If this does not get the skeptics going wild on the moon debate, we don’t know what will.
In the video presentation below, NASA engineer Kelly Smith explains about many of the risks and pitfalls surrounding the new Orion Deep Space Mission to the planet Mars.
Surprisingly, chief among Kelly’s concerns is whether or not his spacecraft can successfully pass through the perilous Van Allen Radiation Belts. Such is the prospective danger in fact, that NASA will have to send a dumbie craft first in order to ‘test out’ what the potential radiation effects will be on future human crews, as well as on the ship’s delicate sensors and equipment.
Hold on. Why the guessing game by NASA? Why don’t they just use the same 1969 technology they are said to have used on the first Apollo moon missions?
SuperPerformance72 explains, “This video released by NASA about the upcoming Orion space exploration craft, shows a NASA scientist admitting that they still haven’t worked out how to properly shield the spacecraft from the radiation emitted from the Van Allen belts.”
Americans in New York, Ohio, Michigan and Pennsylvania reported seeing a fiery, 500-pound meteor soar through the sky this week before the space rock apparently broke up somewhere over the Keystone State, according to scientists.

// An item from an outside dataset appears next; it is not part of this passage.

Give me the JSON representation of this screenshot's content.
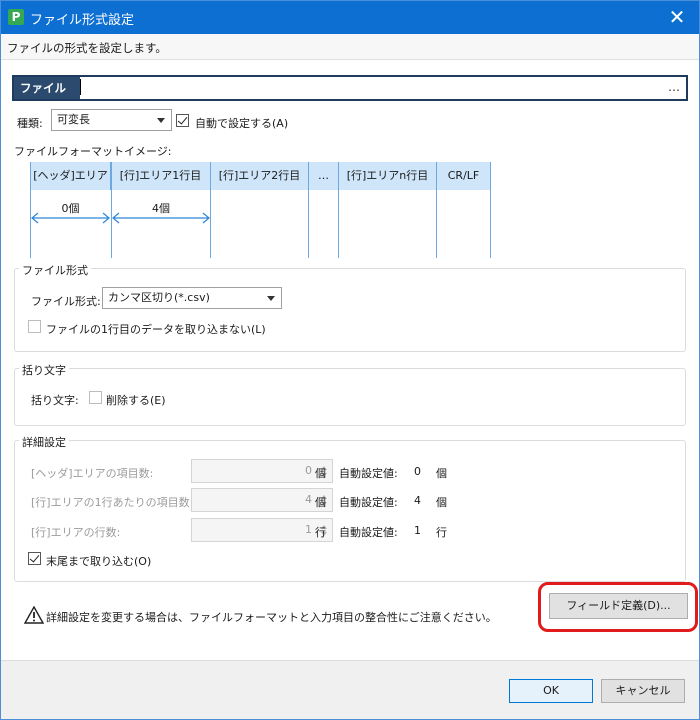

NASA said on Tuesday this week that the meteor entered the Earth’s atmosphere in the sky above western Pennsylvania earlier that morning and was reportedly witnessed by spectators stretching for hundreds of miles across the United States from the Mid-Atlantic to the Midwest.
Three cameras maintained by the American space agency captured the meteor making its way over the US, including one at the Allegheny Observatory near Pittsburgh, PA that NASA says shows the space rock traveling roughly 60 miles above the Earth at a speed of 45,000 miles per hour.
“It flared brighter than the full moon before the cameras lost track of it at an altitude of 13 miles above the town of Kittanning” near Pittsburgh, NASA said in a statement on Tuesday.
The fiery trail was visible all the way on Earth because, according to non-profit scientific organization, American Meteorological Society, air molecules excite a column of atmospheric atoms along the rock’s path as it enters the atmosphere.
According to NASA, fragments of the burnt out meteor (known as “meteorites”) likely ended up on the Pennsylvania ground miles below the rock’s pathway.
“This celestial visitor had an orbit that took it out to the main asteroid belt between Mars and Jupiter - it came a mightly [sic] long way to a fiery end in the predawn Pennsylvania sky,” NASA said on the aerospace group’s official Facebook page.
In all, the AMS received nearly 100 reports from eyewitnesses who said they saw a fireball in the vicinity of southwestern Pennsylvania earlier Tuesday.